§ **Aim of the exercise**
What is needed is a copy of each line in the listing that contains "brush".
[[ Recorded data open ]]
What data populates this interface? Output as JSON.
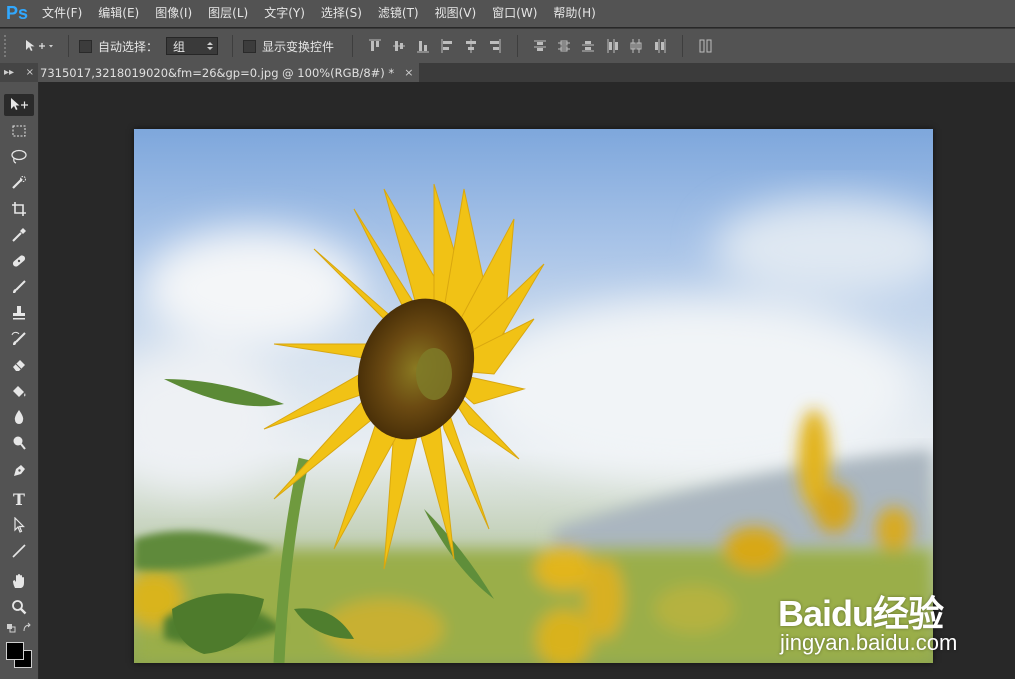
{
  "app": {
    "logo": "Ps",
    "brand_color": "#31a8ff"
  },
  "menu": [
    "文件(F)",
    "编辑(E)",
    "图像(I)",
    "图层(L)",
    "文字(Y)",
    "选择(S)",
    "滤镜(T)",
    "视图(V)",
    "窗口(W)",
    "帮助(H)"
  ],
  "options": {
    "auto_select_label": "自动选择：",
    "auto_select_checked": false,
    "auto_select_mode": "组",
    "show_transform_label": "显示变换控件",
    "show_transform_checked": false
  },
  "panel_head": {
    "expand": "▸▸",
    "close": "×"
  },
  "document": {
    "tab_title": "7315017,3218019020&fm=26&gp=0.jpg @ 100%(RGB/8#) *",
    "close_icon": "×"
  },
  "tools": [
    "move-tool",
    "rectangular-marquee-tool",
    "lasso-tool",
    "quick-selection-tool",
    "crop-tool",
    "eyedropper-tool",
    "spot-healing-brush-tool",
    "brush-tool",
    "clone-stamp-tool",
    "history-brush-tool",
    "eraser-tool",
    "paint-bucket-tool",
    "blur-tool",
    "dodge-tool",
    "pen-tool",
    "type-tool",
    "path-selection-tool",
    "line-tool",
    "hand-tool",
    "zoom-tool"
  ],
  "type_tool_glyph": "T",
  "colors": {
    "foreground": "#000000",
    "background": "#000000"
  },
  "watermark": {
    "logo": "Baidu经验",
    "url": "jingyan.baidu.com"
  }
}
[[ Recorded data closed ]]
§ **Your solution**
    "spot-healing-brush-tool",
    "brush-tool",
    "history-brush-tool",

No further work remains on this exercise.